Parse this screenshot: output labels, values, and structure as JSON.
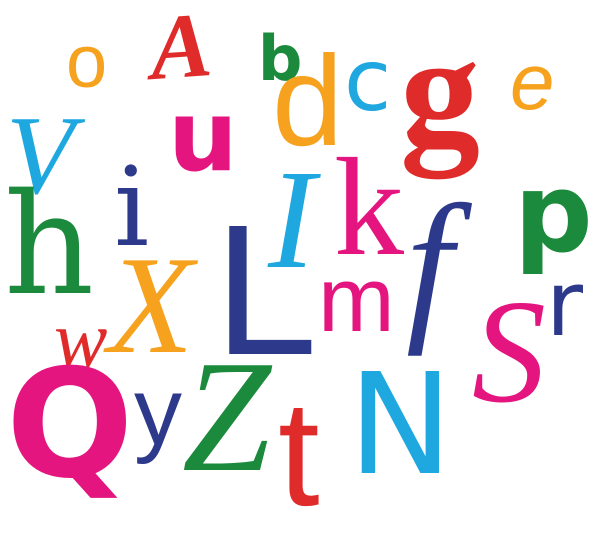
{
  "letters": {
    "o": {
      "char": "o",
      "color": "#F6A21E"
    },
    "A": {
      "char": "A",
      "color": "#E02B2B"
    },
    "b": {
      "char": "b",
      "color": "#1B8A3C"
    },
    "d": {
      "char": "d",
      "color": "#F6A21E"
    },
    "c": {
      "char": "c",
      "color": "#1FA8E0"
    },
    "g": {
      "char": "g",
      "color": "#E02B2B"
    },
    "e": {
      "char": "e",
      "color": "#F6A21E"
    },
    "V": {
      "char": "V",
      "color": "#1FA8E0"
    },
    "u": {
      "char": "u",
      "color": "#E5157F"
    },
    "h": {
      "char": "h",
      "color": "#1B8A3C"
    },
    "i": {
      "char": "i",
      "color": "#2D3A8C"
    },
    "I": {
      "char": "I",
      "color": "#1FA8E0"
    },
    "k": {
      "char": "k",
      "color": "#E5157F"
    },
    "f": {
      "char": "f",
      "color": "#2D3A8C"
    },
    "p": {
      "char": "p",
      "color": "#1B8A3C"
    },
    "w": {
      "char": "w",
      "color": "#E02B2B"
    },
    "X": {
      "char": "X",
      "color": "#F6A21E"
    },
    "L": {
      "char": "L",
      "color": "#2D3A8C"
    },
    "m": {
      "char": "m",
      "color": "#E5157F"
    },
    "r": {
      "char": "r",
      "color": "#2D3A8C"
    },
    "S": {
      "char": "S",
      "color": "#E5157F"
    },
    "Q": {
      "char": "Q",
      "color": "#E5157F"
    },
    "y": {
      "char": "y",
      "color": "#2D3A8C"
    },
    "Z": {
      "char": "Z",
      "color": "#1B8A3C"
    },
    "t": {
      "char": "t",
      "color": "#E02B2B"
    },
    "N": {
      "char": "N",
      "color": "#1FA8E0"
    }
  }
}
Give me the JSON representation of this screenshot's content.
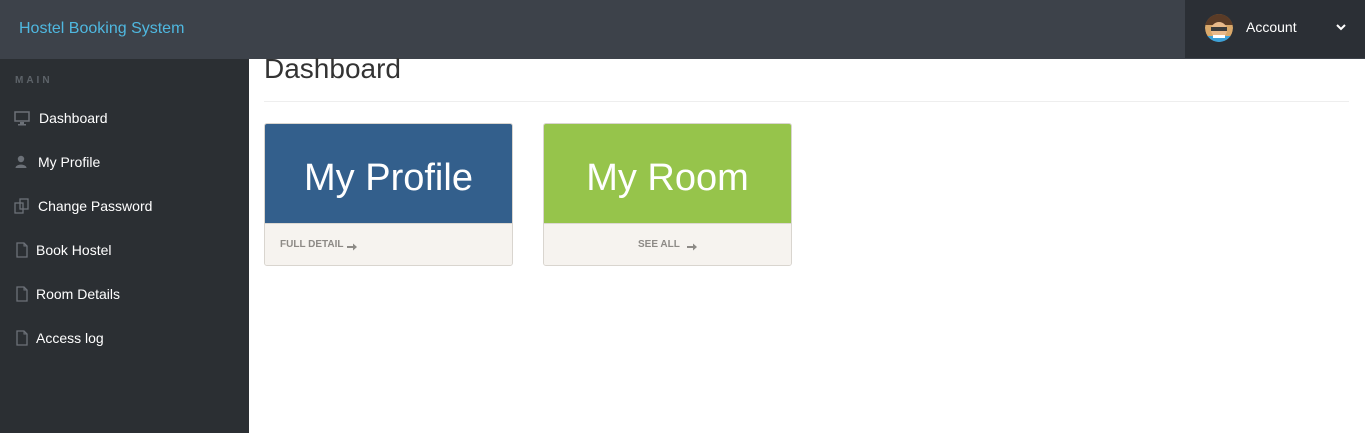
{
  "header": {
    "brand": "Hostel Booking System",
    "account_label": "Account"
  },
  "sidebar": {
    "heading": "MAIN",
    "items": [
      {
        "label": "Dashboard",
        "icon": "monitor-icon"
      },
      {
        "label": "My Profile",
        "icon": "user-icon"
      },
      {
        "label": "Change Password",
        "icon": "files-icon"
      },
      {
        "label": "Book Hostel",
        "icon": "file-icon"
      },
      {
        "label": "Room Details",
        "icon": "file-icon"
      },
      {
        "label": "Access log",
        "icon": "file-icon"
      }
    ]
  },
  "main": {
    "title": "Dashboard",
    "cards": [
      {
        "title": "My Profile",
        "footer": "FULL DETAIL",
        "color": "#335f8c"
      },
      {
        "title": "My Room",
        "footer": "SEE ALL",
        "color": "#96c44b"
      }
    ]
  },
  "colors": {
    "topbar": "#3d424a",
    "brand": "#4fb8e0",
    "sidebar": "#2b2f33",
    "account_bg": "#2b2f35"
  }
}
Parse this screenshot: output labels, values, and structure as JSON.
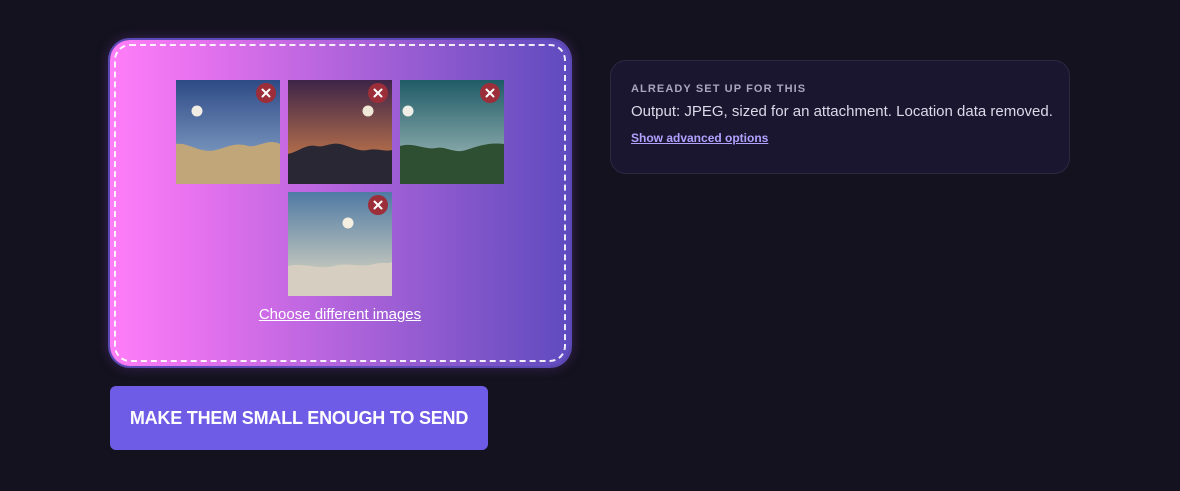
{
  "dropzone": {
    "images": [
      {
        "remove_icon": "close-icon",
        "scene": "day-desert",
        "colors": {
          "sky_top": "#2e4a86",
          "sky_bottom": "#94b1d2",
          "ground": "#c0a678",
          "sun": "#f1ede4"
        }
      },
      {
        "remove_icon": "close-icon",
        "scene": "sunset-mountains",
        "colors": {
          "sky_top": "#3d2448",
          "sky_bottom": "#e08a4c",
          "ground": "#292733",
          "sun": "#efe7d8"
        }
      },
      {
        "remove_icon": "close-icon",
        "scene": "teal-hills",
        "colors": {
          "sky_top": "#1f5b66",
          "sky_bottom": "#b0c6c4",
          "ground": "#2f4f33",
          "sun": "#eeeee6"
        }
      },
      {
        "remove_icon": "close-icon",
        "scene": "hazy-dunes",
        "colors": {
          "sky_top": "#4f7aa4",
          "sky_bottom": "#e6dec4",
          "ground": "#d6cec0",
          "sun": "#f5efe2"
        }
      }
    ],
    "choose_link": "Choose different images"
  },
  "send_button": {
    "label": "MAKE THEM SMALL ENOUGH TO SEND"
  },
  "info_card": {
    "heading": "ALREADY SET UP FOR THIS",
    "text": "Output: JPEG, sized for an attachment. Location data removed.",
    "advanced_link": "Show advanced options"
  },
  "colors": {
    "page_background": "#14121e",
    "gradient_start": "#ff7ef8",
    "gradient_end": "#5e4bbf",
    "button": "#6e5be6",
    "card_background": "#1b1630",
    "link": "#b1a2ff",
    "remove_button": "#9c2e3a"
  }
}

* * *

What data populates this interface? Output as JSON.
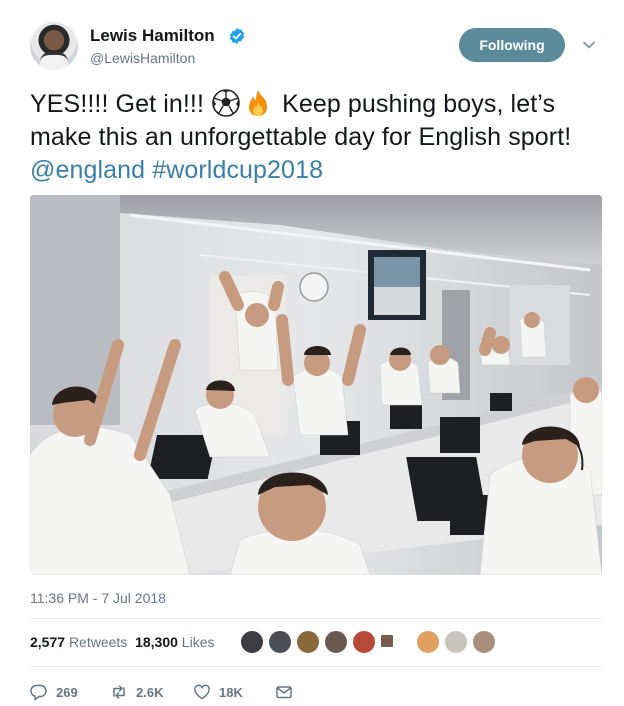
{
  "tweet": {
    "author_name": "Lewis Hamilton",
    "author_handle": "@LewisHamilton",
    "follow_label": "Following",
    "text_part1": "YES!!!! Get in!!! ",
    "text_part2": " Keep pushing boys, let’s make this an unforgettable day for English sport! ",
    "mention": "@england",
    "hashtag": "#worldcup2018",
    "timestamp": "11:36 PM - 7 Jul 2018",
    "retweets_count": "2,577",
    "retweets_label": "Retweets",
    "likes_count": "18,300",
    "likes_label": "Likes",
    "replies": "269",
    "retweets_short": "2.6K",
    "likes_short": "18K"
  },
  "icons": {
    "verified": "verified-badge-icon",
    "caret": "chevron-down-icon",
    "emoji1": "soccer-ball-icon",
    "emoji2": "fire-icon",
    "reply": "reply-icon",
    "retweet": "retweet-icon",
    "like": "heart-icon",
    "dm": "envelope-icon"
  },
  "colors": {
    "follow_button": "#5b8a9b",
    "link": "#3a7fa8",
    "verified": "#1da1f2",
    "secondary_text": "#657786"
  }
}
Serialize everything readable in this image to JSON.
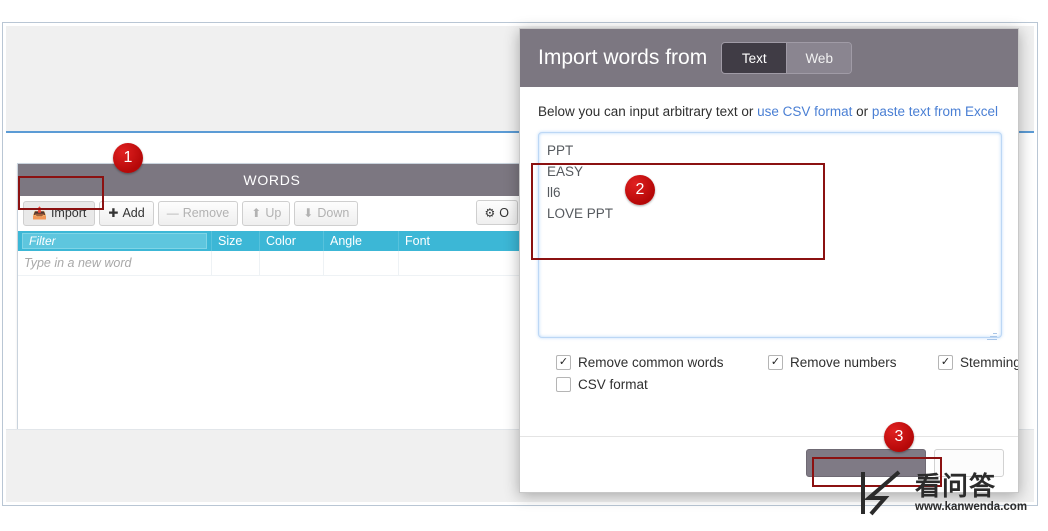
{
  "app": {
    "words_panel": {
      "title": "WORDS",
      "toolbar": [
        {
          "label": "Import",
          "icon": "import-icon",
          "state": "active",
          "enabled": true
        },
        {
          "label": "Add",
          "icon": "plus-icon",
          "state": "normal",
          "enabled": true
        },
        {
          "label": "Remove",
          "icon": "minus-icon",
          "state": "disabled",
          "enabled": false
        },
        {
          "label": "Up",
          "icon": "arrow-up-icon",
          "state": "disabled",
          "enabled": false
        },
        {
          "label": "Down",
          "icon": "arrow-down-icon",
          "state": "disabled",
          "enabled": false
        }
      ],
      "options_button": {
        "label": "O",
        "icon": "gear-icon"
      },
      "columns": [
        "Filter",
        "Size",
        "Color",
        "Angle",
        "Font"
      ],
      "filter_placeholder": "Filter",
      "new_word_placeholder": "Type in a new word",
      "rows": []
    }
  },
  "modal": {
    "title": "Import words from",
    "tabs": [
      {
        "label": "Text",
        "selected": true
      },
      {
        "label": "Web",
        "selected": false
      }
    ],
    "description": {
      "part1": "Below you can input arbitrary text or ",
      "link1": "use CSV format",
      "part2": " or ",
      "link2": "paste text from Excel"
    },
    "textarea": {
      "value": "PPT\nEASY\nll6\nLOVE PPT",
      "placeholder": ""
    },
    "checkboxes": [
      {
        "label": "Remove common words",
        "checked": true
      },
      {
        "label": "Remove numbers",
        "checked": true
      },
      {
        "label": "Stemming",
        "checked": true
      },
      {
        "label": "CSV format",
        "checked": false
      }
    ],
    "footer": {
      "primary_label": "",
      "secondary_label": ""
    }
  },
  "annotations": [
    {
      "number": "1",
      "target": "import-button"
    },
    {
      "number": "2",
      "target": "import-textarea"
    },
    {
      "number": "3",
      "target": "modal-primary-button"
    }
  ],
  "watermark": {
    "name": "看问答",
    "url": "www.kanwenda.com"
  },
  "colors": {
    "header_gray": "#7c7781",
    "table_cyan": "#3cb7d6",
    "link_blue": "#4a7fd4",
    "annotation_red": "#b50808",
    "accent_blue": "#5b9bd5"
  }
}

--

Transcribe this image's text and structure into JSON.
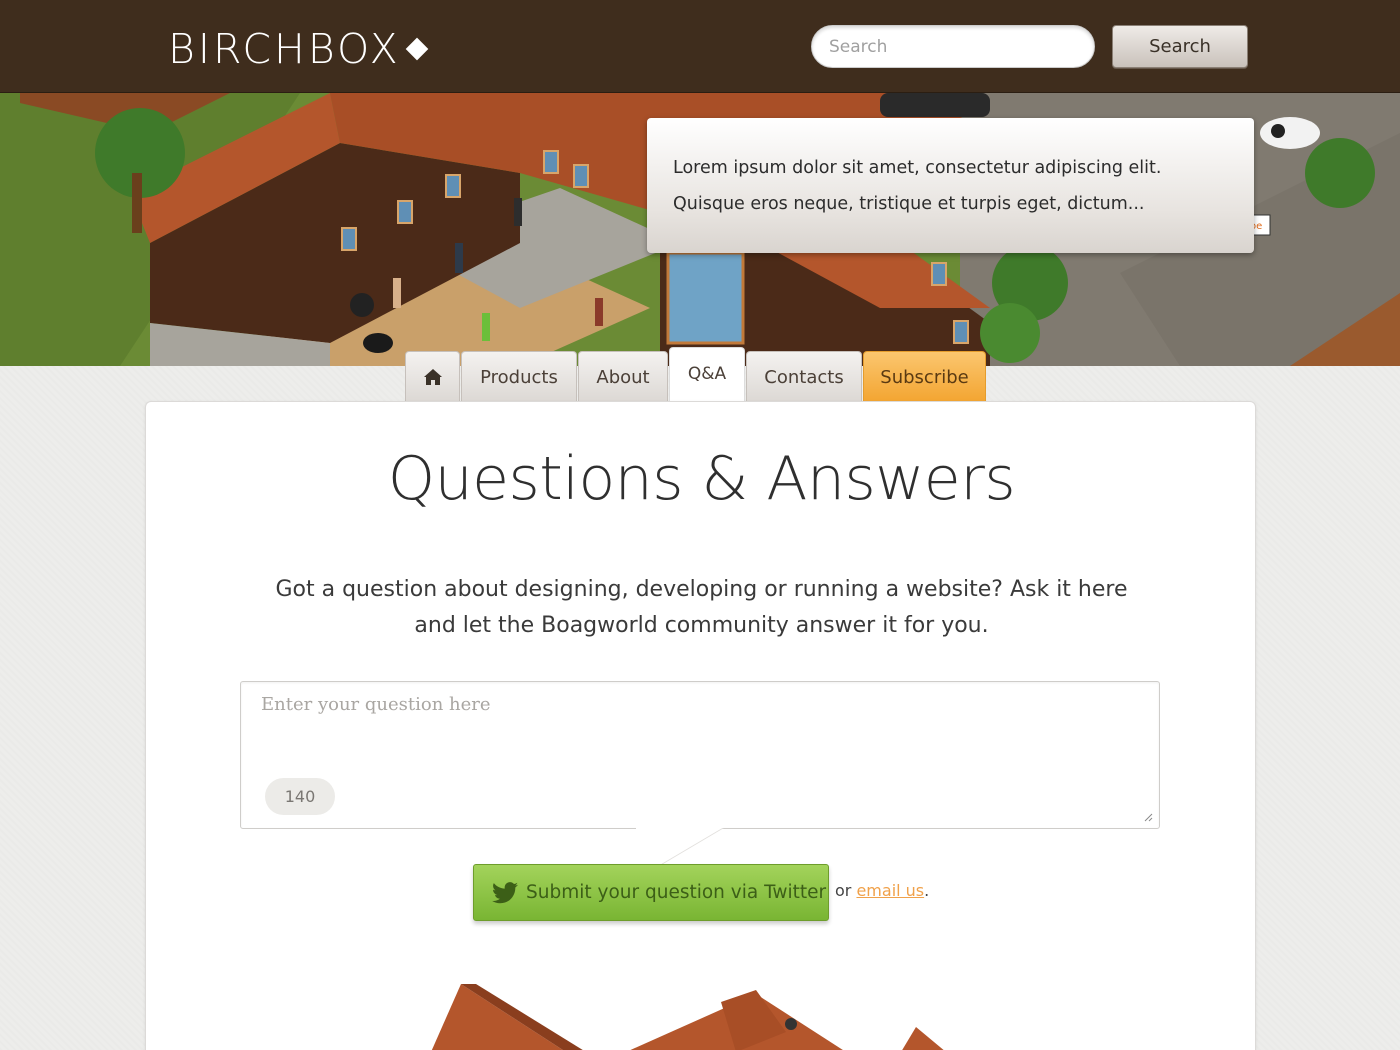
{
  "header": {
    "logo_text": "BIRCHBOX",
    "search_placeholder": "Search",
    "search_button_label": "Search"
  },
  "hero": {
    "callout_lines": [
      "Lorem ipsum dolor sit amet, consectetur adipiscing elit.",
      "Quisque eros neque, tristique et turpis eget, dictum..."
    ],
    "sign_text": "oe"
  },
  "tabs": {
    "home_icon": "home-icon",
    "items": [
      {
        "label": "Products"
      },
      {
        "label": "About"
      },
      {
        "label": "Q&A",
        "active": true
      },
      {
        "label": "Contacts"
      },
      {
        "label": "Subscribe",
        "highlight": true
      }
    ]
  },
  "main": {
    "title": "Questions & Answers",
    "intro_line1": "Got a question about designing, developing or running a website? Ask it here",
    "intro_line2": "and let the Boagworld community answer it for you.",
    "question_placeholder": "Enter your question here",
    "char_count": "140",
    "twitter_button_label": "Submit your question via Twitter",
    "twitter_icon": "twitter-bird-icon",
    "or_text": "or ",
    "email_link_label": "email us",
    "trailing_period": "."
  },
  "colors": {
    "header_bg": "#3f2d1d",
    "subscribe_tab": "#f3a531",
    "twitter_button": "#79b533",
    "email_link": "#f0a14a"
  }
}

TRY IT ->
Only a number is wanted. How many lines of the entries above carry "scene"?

ANSWER FOR THE TASK ->
4